● **What this task involves**: Look through the data below and show every line that includes "label".

● **Supplied entries**:
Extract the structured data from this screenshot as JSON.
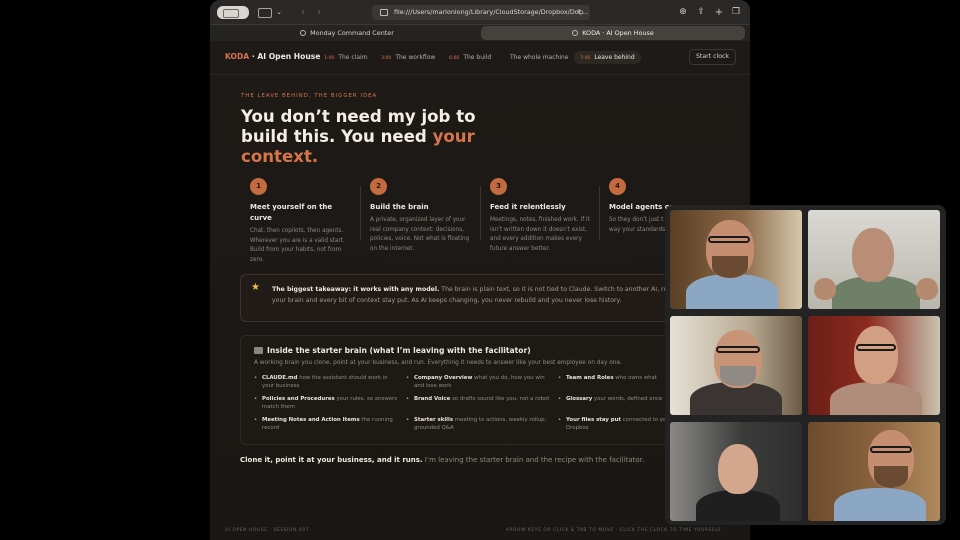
{
  "browser": {
    "url": "file:///Users/marlonlong/Library/CloudStorage/Dropbox/Doc...",
    "tabs": [
      {
        "label": "Monday Command Center"
      },
      {
        "label": "KODA · AI Open House"
      }
    ],
    "icons": [
      "sidebar-icon",
      "chevron-down-icon",
      "back-icon",
      "forward-icon",
      "reload-icon",
      "download-icon",
      "share-icon",
      "new-tab-icon",
      "tab-overview-icon"
    ]
  },
  "page": {
    "brand": {
      "name": "KODA",
      "rest": " · AI Open House"
    },
    "nav": [
      {
        "time": "1:00",
        "label": "The claim"
      },
      {
        "time": "3:00",
        "label": "The workflow"
      },
      {
        "time": "6:00",
        "label": "The build"
      },
      {
        "time": "",
        "label": "The whole machine"
      },
      {
        "time": "7:00",
        "label": "Leave behind"
      }
    ],
    "start_clock": "Start clock",
    "eyebrow": "THE LEAVE BEHIND, THE BIGGER IDEA",
    "headline": {
      "main": "You don’t need my job to build this. You need ",
      "accent": "your context."
    },
    "steps": [
      {
        "num": "1",
        "title": "Meet yourself on the curve",
        "body": "Chat, then copilots, then agents. Wherever you are is a valid start. Build from your habits, not from zero."
      },
      {
        "num": "2",
        "title": "Build the brain",
        "body": "A private, organized layer of your real company context: decisions, policies, voice. Not what is floating on the internet."
      },
      {
        "num": "3",
        "title": "Feed it relentlessly",
        "body": "Meetings, notes, finished work. If it isn’t written down it doesn’t exist, and every addition makes every future answer better."
      },
      {
        "num": "4",
        "title": "Model agents on",
        "body": "So they don’t just t and react the way your standards, for business."
      }
    ],
    "takeaway": {
      "icon": "star-icon",
      "bold": "The biggest takeaway: it works with any model.",
      "text": " The brain is plain text, so it is not tied to Claude. Switch to another AI, run several at once, and your brain and every bit of context stay put. As AI keeps changing, you never rebuild and you never lose history."
    },
    "starter": {
      "icon": "folder-icon",
      "title": "Inside the starter brain (what I’m leaving with the facilitator)",
      "desc": "A working brain you clone, point at your business, and run. Everything it needs to answer like your best employee on day one.",
      "items": [
        {
          "name": "CLAUDE.md",
          "desc": "how the assistant should work in your business"
        },
        {
          "name": "Company Overview",
          "desc": "what you do, how you win and lose work"
        },
        {
          "name": "Team and Roles",
          "desc": "who owns what"
        },
        {
          "name": "Policies and Procedures",
          "desc": "your rules, so answers match them"
        },
        {
          "name": "Brand Voice",
          "desc": "so drafts sound like you, not a robot"
        },
        {
          "name": "Glossary",
          "desc": "your words, defined once"
        },
        {
          "name": "Meeting Notes and Action Items",
          "desc": "the running record"
        },
        {
          "name": "Starter skills",
          "desc": "meeting to actions, weekly rollup, grounded Q&A"
        },
        {
          "name": "Your files stay put",
          "desc": "connected to your Drive or Dropbox"
        }
      ]
    },
    "closing": {
      "bold": "Clone it, point it at your business, and it runs.",
      "text": " I’m leaving the starter brain and the recipe with the facilitator."
    },
    "footer_left": "AI OPEN HOUSE · SESSION 007",
    "footer_right": "ARROW KEYS OR CLICK & TAB TO MOVE · CLICK THE CLOCK TO TIME YOURSELF"
  },
  "call": {
    "tiles": [
      {
        "participant": "participant-1"
      },
      {
        "participant": "participant-2"
      },
      {
        "participant": "participant-3"
      },
      {
        "participant": "participant-4"
      },
      {
        "participant": "participant-5"
      },
      {
        "participant": "participant-6"
      }
    ]
  }
}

● **Answer space**:
        "label": "Monday Command Center"
        "label": "KODA · AI Open House"
        "label": "The claim"
        "label": "The workflow"
        "label": "The build"
        "label": "The whole machine"
        "label": "Leave behind"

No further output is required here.